Activity: Below are the records; pull every line that includes "true".

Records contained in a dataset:
• • •

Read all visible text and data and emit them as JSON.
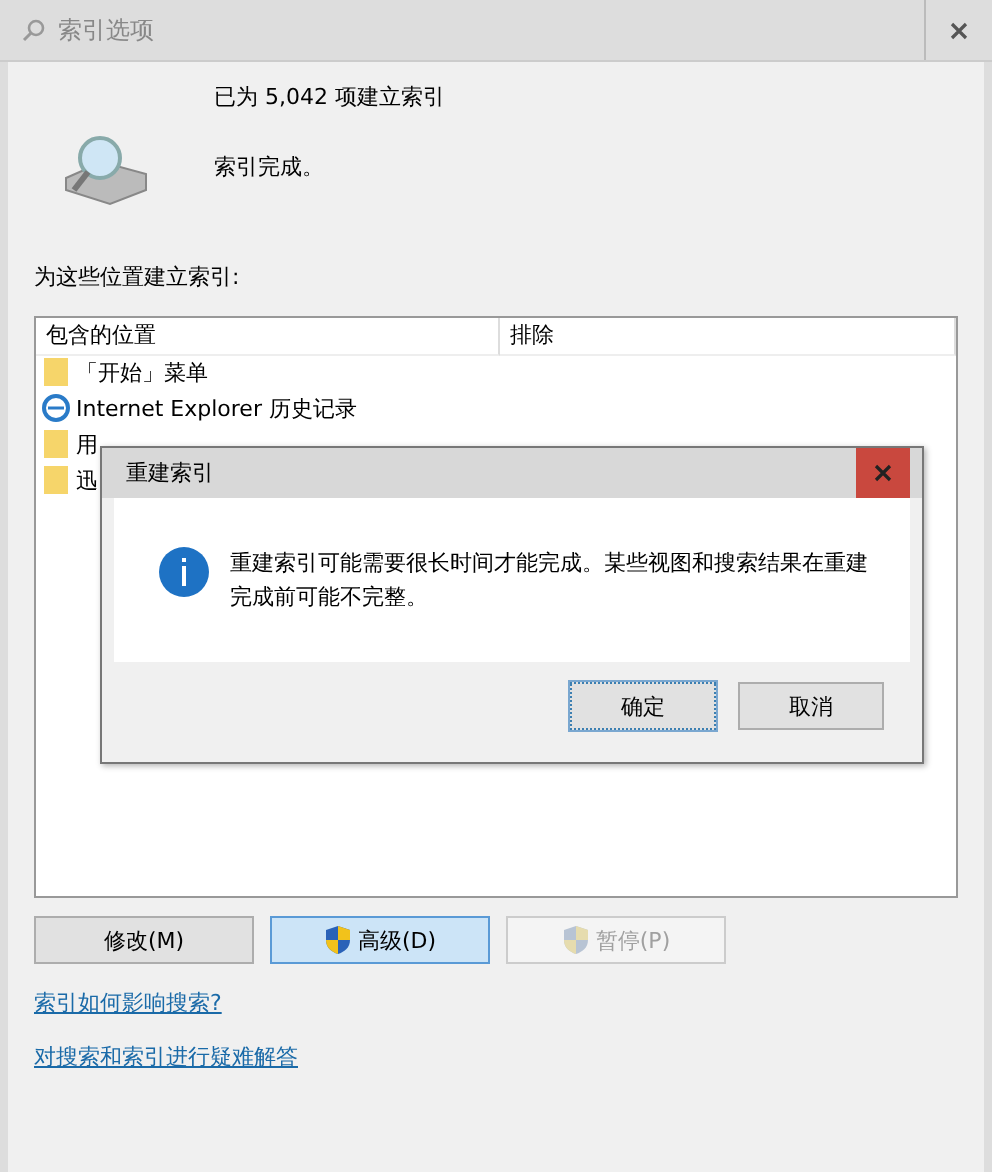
{
  "window": {
    "title": "索引选项"
  },
  "summary": {
    "count_text": "已为 5,042 项建立索引",
    "status": "索引完成。"
  },
  "locations_label": "为这些位置建立索引:",
  "table": {
    "columns": [
      "包含的位置",
      "排除"
    ],
    "rows": [
      {
        "kind": "folder",
        "location": "「开始」菜单"
      },
      {
        "kind": "browser",
        "location": "Internet Explorer 历史记录"
      },
      {
        "kind": "folder",
        "location": "用"
      },
      {
        "kind": "folder",
        "location": "迅"
      }
    ]
  },
  "buttons": [
    {
      "label": "修改(M)",
      "shield": false,
      "focused": false,
      "disabled": false
    },
    {
      "label": "高级(D)",
      "shield": true,
      "focused": true,
      "disabled": false
    },
    {
      "label": "暂停(P)",
      "shield": true,
      "focused": false,
      "disabled": true
    }
  ],
  "links": [
    "索引如何影响搜索?",
    "对搜索和索引进行疑难解答"
  ],
  "dialog": {
    "title": "重建索引",
    "message": "重建索引可能需要很长时间才能完成。某些视图和搜索结果在重建完成前可能不完整。",
    "buttons": [
      {
        "label": "确定",
        "focused": true
      },
      {
        "label": "取消",
        "focused": false
      }
    ]
  }
}
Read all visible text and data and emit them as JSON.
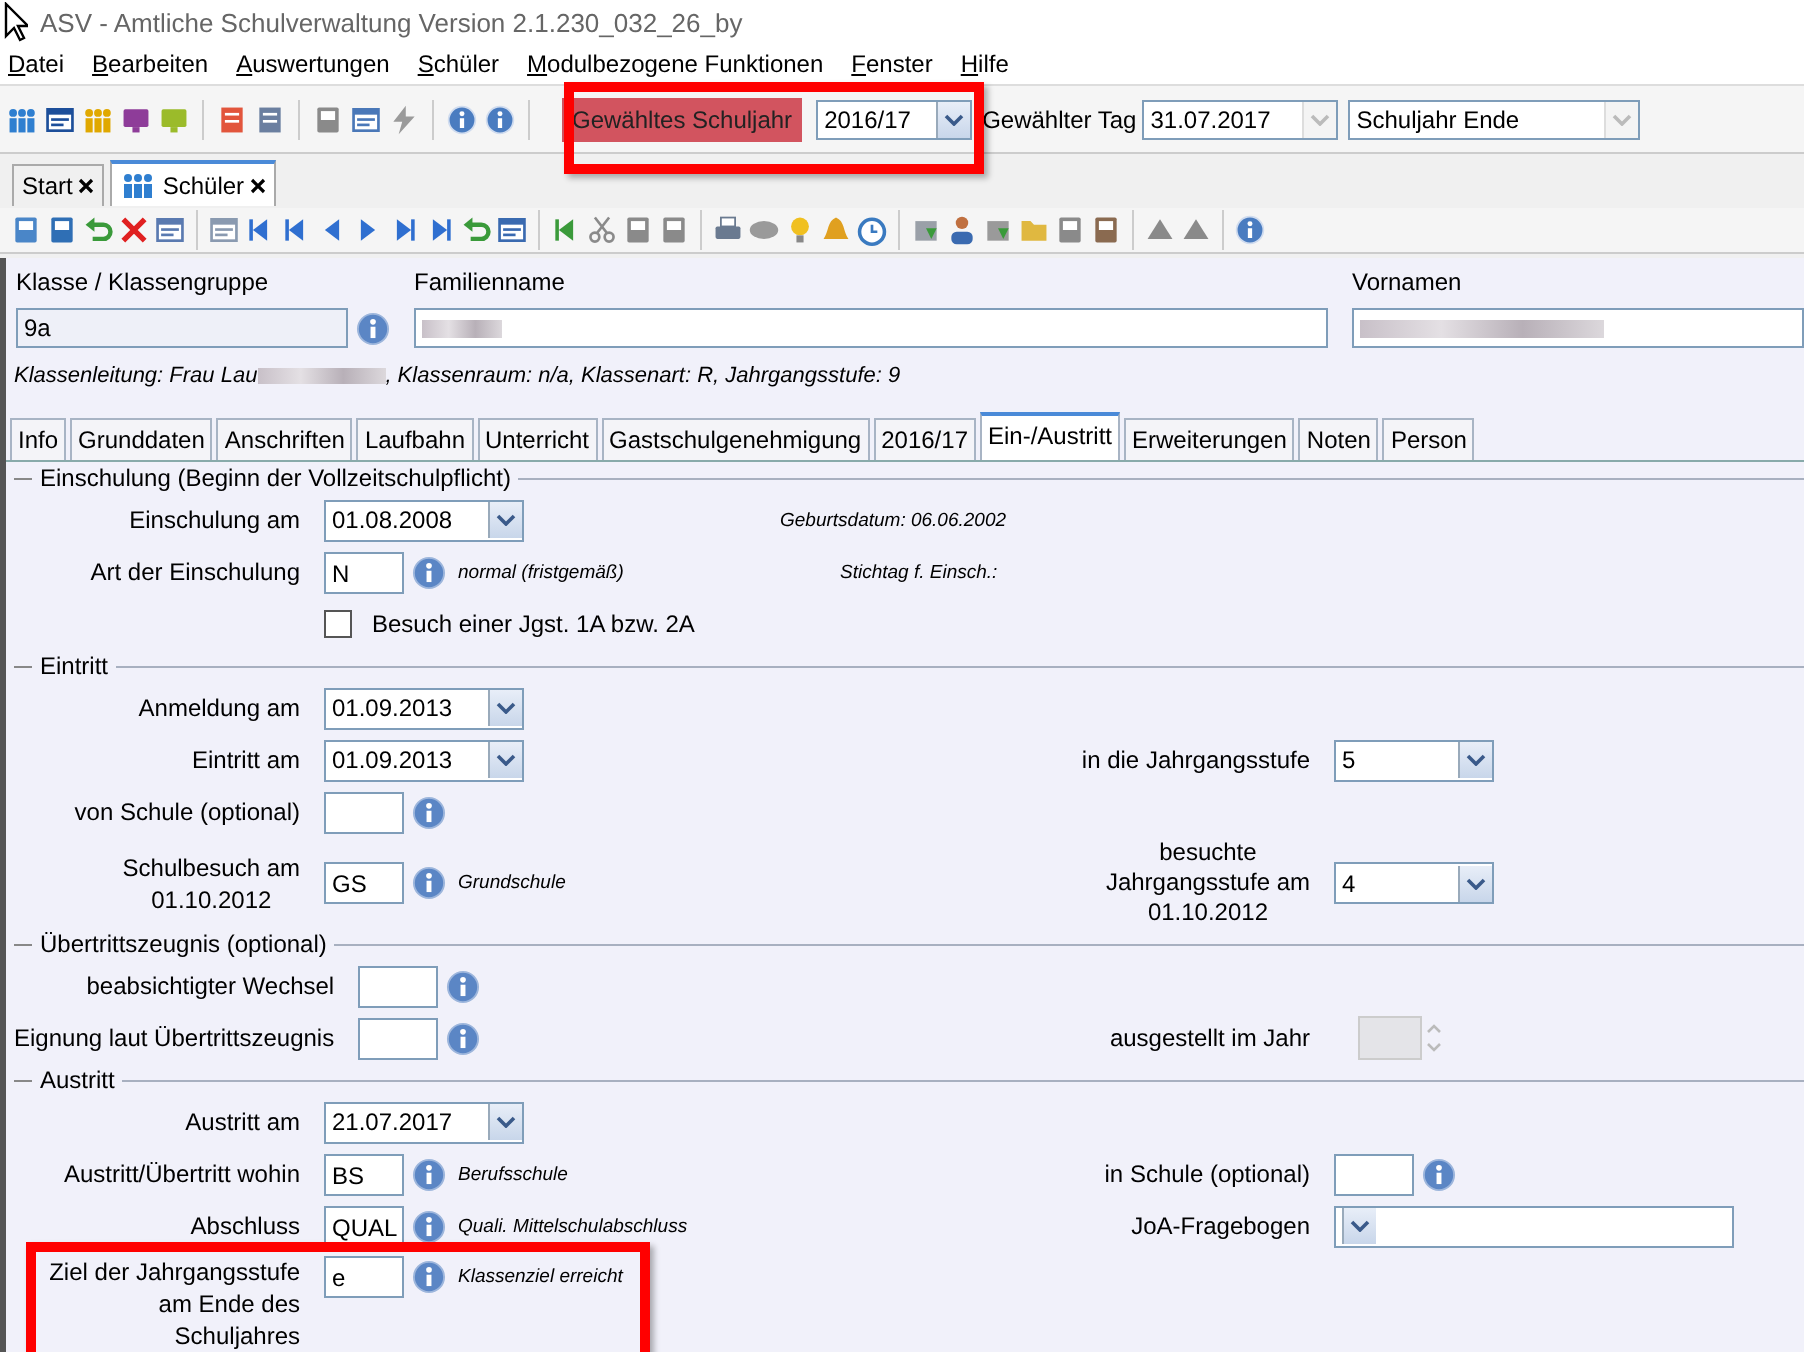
{
  "window": {
    "title": "ASV - Amtliche Schulverwaltung Version 2.1.230_032_26_by"
  },
  "menu": [
    {
      "label": "Datei"
    },
    {
      "label": "Bearbeiten"
    },
    {
      "label": "Auswertungen"
    },
    {
      "label": "Schüler"
    },
    {
      "label": "Modulbezogene Funktionen"
    },
    {
      "label": "Fenster"
    },
    {
      "label": "Hilfe"
    }
  ],
  "toolbar": {
    "schuljahr_label": "Gewähltes Schuljahr",
    "schuljahr": "2016/17",
    "tag_label": "Gewählter Tag",
    "tag": "31.07.2017",
    "tag_mode": "Schuljahr Ende"
  },
  "doc_tabs": [
    {
      "label": "Start",
      "selected": false
    },
    {
      "label": "Schüler",
      "selected": true
    }
  ],
  "header": {
    "klasse_label": "Klasse / Klassengruppe",
    "klasse": "9a",
    "familienname_label": "Familienname",
    "vornamen_label": "Vornamen",
    "info_prefix": "Klassenleitung: Frau Lau",
    "info_rest": ", Klassenraum: n/a, Klassenart: R, Jahrgangsstufe: 9"
  },
  "tabs": [
    {
      "label": "Info",
      "selected": false
    },
    {
      "label": "Grunddaten",
      "selected": false
    },
    {
      "label": "Anschriften",
      "selected": false
    },
    {
      "label": "Laufbahn",
      "selected": false
    },
    {
      "label": "Unterricht",
      "selected": false
    },
    {
      "label": "Gastschulgenehmigung",
      "selected": false
    },
    {
      "label": "2016/17",
      "selected": false
    },
    {
      "label": "Ein-/Austritt",
      "selected": true
    },
    {
      "label": "Erweiterungen",
      "selected": false
    },
    {
      "label": "Noten",
      "selected": false
    },
    {
      "label": "Person",
      "selected": false
    }
  ],
  "sections": [
    {
      "title": "Einschulung (Beginn der Vollzeitschulpflicht)",
      "rows": [
        {
          "kind": "date",
          "label": [
            "Einschulung am"
          ],
          "value": "01.08.2008",
          "right": {
            "kind": "note",
            "text": "Geburtsdatum: 06.06.2002"
          }
        },
        {
          "kind": "code",
          "label": [
            "Art der Einschulung"
          ],
          "value": "N",
          "note": "normal (fristgemäß)",
          "right": {
            "kind": "note",
            "text": "Stichtag f. Einsch.:"
          }
        },
        {
          "kind": "checkbox",
          "text": "Besuch einer Jgst. 1A bzw. 2A",
          "checked": false
        }
      ]
    },
    {
      "title": "Eintritt",
      "rows": [
        {
          "kind": "date",
          "label": [
            "Anmeldung am"
          ],
          "value": "01.09.2013"
        },
        {
          "kind": "date",
          "label": [
            "Eintritt am"
          ],
          "value": "01.09.2013",
          "right": {
            "kind": "combo",
            "label": [
              "in die Jahrgangsstufe"
            ],
            "value": "5"
          }
        },
        {
          "kind": "code",
          "label": [
            "von Schule (optional)"
          ]
        },
        {
          "kind": "code",
          "label": [
            "Schulbesuch am",
            "01.10.2012"
          ],
          "value": "GS",
          "note": "Grundschule",
          "right": {
            "kind": "combo",
            "label": [
              "besuchte",
              "Jahrgangsstufe am",
              "01.10.2012"
            ],
            "value": "4"
          }
        }
      ]
    },
    {
      "title": "Übertrittszeugnis (optional)",
      "rows": [
        {
          "kind": "code",
          "label": [
            "beabsichtigter Wechsel"
          ]
        },
        {
          "kind": "code",
          "label": [
            "Eignung laut Übertrittszeugnis"
          ],
          "right": {
            "kind": "spinner",
            "label": [
              "ausgestellt im Jahr"
            ]
          }
        }
      ]
    },
    {
      "title": "Austritt",
      "rows": [
        {
          "kind": "date",
          "label": [
            "Austritt am"
          ],
          "value": "21.07.2017"
        },
        {
          "kind": "code",
          "label": [
            "Austritt/Übertritt wohin"
          ],
          "value": "BS",
          "note": "Berufsschule",
          "right": {
            "kind": "code",
            "label": [
              "in Schule (optional)"
            ]
          }
        },
        {
          "kind": "code",
          "label": [
            "Abschluss"
          ],
          "value": "QUAL",
          "note": "Quali. Mittelschulabschluss",
          "right": {
            "kind": "wide_combo",
            "label": [
              "JoA-Fragebogen"
            ]
          }
        },
        {
          "kind": "code",
          "label": [
            "Ziel der Jahrgangsstufe",
            "am Ende des",
            "Schuljahres"
          ],
          "value": "e",
          "note": "Klassenziel erreicht"
        }
      ]
    }
  ]
}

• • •

Result of this task:
      "shield": true,
      "focused": true,
      "shield": true,
      "disabled": true
        "focused": true
      "selected": true
      "selected": true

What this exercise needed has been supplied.